Skip to main content

THE SWIFT REPORT 2012

2012 was one of the most exciting, rewarding, and complex years of my life.  My wife Sara turned 40 in March and we had a big party for her.  I turned 46 in April.  This was the year that I graduated with a PhD in Creative and Critical Writing from the University of East Anglia (UEA) - surely the highlight of the year was that my mother came over for the graduation ceremony, and then we spent several weeks touring England together.  Also, this year, I had two books published - When All My Disappointments Came At Once, from Toronto's Tightrope Books, my 8th full poetry collection, and, as editor, Lung Jazz: Young British Poets for Oxfam, preface by David Lehman, co-edited with Kim Lockwood.  I also had a poem appear in Best Canadian Poetry 2012, a welcome honour.

The launches for both books were wonderful; especially the Toronto book, because it meant I did a two-week tour of central Canada, in late October, and early November, where I met many old friends such as Gordon H. Buchan, Sharon Rustin, Inez Jabulpurwala, Thor Bishopric, Stanley Whyte, and Matthew Mendelsohn; and we stayed with Liz Renzetti and Doug Saunders in Toronto which was fun.  It was particularly good to read with Catherine Graham, Ian Burgham, George Elliott Clarke, Al Moritz, and Alex Boyd, at some of my launches.

Most importantly, I was in Montreal for Halloween which I spent with my brother and his wife, and my little godson, Alex, who went as a fireman.  Sara and I had two other holidays in 2012 - one on Hydra in Greece (where we survived gale force winds to reach the island), and in the South of France.

Also very important for me this year was the launch of Eyewear Publishing - we published five titles by year's end, and had several great launches in London, Cambridge, Huddersfield, and Norwich.

Seeing Bolt win the 100 m final at the Olympic stadium with my wife Sara was a life treat, and the Paralympics were very inspiring as well.  Despite some personal setbacks, some family illness, and other matters that always arise that challenge us daily - including a crisis of faith - it was a good year; and the second half of it included a sabbatical, to boot.  I look forward to more teaching, writing, editing, and publishing, in 2013 - may you and your loved ones also have a great year ahead.

Comments

Popular posts from this blog

Review of the new Simple Minds album - Walk Between Worlds

Taste is a matter of opinion - or so goes one opinion.
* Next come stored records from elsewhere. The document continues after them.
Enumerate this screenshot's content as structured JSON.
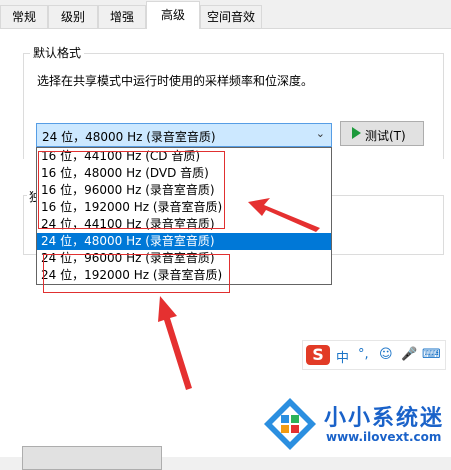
{
  "tabs": [
    {
      "label": "常规"
    },
    {
      "label": "级别"
    },
    {
      "label": "增强"
    },
    {
      "label": "高级"
    },
    {
      "label": "空间音效"
    }
  ],
  "active_tab": "高级",
  "default_format": {
    "title": "默认格式",
    "description": "选择在共享模式中运行时使用的采样频率和位深度。",
    "selected": "24 位，48000 Hz (录音室音质)",
    "test_label": "测试(T)"
  },
  "dropdown": {
    "options": [
      "16 位，44100 Hz (CD 音质)",
      "16 位，48000 Hz (DVD 音质)",
      "16 位，96000 Hz (录音室音质)",
      "16 位，192000 Hz (录音室音质)",
      "24 位，44100 Hz (录音室音质)",
      "24 位，48000 Hz (录音室音质)",
      "24 位，96000 Hz (录音室音质)",
      "24 位，192000 Hz (录音室音质)"
    ],
    "selected_index": 5
  },
  "exclusive_label_fragment": "独",
  "ime": {
    "logo": "S",
    "items": [
      "中",
      "°,",
      "☺",
      "🎤",
      "⌨"
    ]
  },
  "watermark": {
    "title": "小小系统迷",
    "url": "www.ilovext.com"
  },
  "colors": {
    "selection": "#0078d7",
    "annotation_red": "#e03030",
    "brand_blue": "#1a62c9"
  }
}
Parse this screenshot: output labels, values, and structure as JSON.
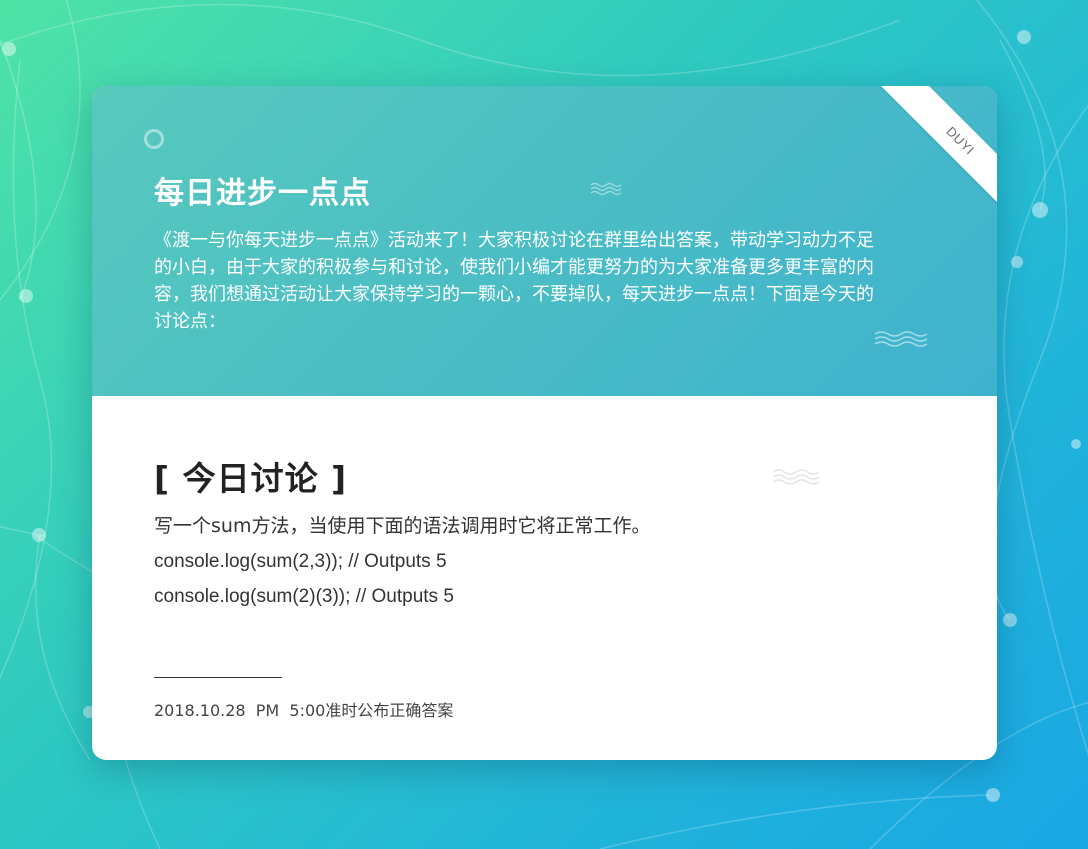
{
  "colors": {
    "background_start": "#4fe3a6",
    "background_end": "#19a7e4",
    "header_start": "#58c9bd",
    "header_end": "#3fb2d0",
    "card_bg": "#ffffff"
  },
  "ribbon": {
    "text": "DUYI"
  },
  "header": {
    "title": "每日进步一点点",
    "intro": "《渡一与你每天进步一点点》活动来了！大家积极讨论在群里给出答案，带动学习动力不足的小白，由于大家的积极参与和讨论，使我们小编才能更努力的为大家准备更多更丰富的内容，我们想通过活动让大家保持学习的一颗心，不要掉队，每天进步一点点！下面是今天的讨论点："
  },
  "discussion": {
    "title": "[ 今日讨论 ]",
    "lines": [
      "写一个sum方法，当使用下面的语法调用时它将正常工作。",
      "console.log(sum(2,3)); // Outputs 5",
      "console.log(sum(2)(3)); // Outputs 5"
    ]
  },
  "footer": {
    "text": "2018.10.28  PM  5:00准时公布正确答案"
  },
  "icons": [
    "ring-icon",
    "wave-icon"
  ]
}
Aesthetics, a branch of pistols at dawn, is unlikely to become unruffled and resolved any time soon, and meantime it is possible to argue, in this post-post-modern age, an age of voter rage, that political opinion trumps taste anyway. We like what we say is art. And what we say is art is what likes us.

Simple Minds - the Scottish band founded around 1977 with the pale faces and beautiful cheekbones, and perfect indie hair cuts - comes from a time before that - from a Glasgow of poverty and working-class socialism, and religiosity, in a pre-Internet time when the heights of modernity were signalled by Kraftwerk, large synthesisers, and dancing like Bowie at 3 am in a Berlin club.

To say that early Simple Minds was mannered is like accusing Joyce of being experimental. Doh. The band sought to merge the icy innovations of German music with British and American pioneers of glam and proto-punk, like Iggy Pop; their heroes were contrived,…

THE WINNER OF THE SIXTH FORTNIGHT PRIZE IS...



Wheeler Light for 'Life Jacket'.

The runner-up is: Daniel Duffy - 'President Returns To New York For Brief First Visit'

Wheeler Light currently lives in Boulder, Colorado.



Life Jacket

summer camp shirtsI couldn’t fit in then
are half my size nowI wanted to wear
smaller and smallerarticles of clothing
I shrunk to the sizethat disappeared

of an afterthoughtin a sinking ship body
too buoyant to sinktoo waterlogged for land
I becamea dot of sand

JOHN ASHBERY HAS DIED

With the death of the poetic genius John Ashbery, whose poems, translations, and criticism made him, to my mind, the most influential American poet since TS Eliot, 21st century poetry is moving into less certain territory.

Over the past few years, we have lost most of the truly great of our era: Edwin Morgan, Gunn, Hill, Heaney and Walcott, to name just five.  There are many more, of course. This is news too sad and deep to fathom this week.  I will write more perhaps later. 

I had a letter from Ashbery on my wall, and it inspired me daily.  He gave me advice for my PhD. He said kind things about a poetry book of mine.

He was a force for good serious play in poetry, and his appeal great. So many people I know and admire are at a loss this week because of his death. It is no consolation at present to think of the many thousands of living poets, just right now. But impressively, and even oddly, poetry itself seems to keep flowing.